While Bengali sweets are certainly delectable, it is fish, in particular fresh water fish that Bengalis are best known for. Stein spent a great deal of time near the River Hooghly watching as the fish were gathered and then made a visit to a well-known Bengali restaurant known as Kewpie’s to see how they prepared their Rui fish dishes.

The proprietor of Kewpie’s told Stein that making a fish dish was the way a bride showed off her culinary skills to her husband’s family.

After thoroughly studying Calcutta and learning its culinary secrets, “Rick Stein in India” then made its way down the cost of Coromandel toward Chennai. Stein focused on Anglo-Indian food in Chennai by preparing a pastiche of beef curry and then visiting the Madras Club where chefs demonstrated how to make mulligawtawny soup.

Following a spirited discussion at the Madras Club between club members and Stein about just how to define curry, Stein left and decided to visit a local Coromondel fishing village.
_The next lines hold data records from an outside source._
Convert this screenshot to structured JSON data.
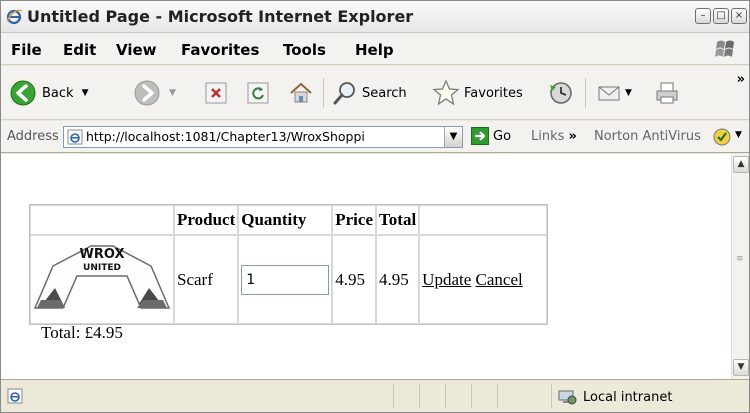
{
  "window": {
    "title": "Untitled Page - Microsoft Internet Explorer"
  },
  "menu": [
    "File",
    "Edit",
    "View",
    "Favorites",
    "Tools",
    "Help"
  ],
  "toolbar": {
    "back": "Back",
    "search": "Search",
    "favorites": "Favorites"
  },
  "address": {
    "label": "Address",
    "url": "http://localhost:1081/Chapter13/WroxShoppi",
    "go": "Go",
    "links": "Links",
    "norton": "Norton AntiVirus"
  },
  "cart": {
    "headers": [
      "Product",
      "Quantity",
      "Price",
      "Total"
    ],
    "row": {
      "logo_text_1": "WROX",
      "logo_text_2": "UNITED",
      "product": "Scarf",
      "quantity": "1",
      "price": "4.95",
      "total": "4.95",
      "update": "Update",
      "cancel": "Cancel"
    },
    "grand_total": "Total: £4.95"
  },
  "status": {
    "zone": "Local intranet"
  },
  "colors": {
    "back_green": "#3aa335",
    "go_green": "#2f9a2f",
    "address_border": "#7f9db9"
  }
}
Stein was quite taken aback by the realization of just how hard the life is of the fishermen. He spent quite some time talking with the villagers about their food and how their prepare it and was very interested in the concept of blending dry and wet ingredients.

Now the Stein has returned from his trip, he is taking the six best curries he discovered and cooking them in a sort of taste competition against Chicken Tikka Masala, the United Kingdom’s most popular curry. These curries range from meat, vegetable, shellfish, fish, slow-cooked, or street food recipes, all gathered from his travels in India.

These six best curries will be judged by a panel of curry “experts” and a winner chosen. The judging will take place in Bradford, right in the heart of the British Asian community and Stein will be joined by a host of guests, all of whom love curry.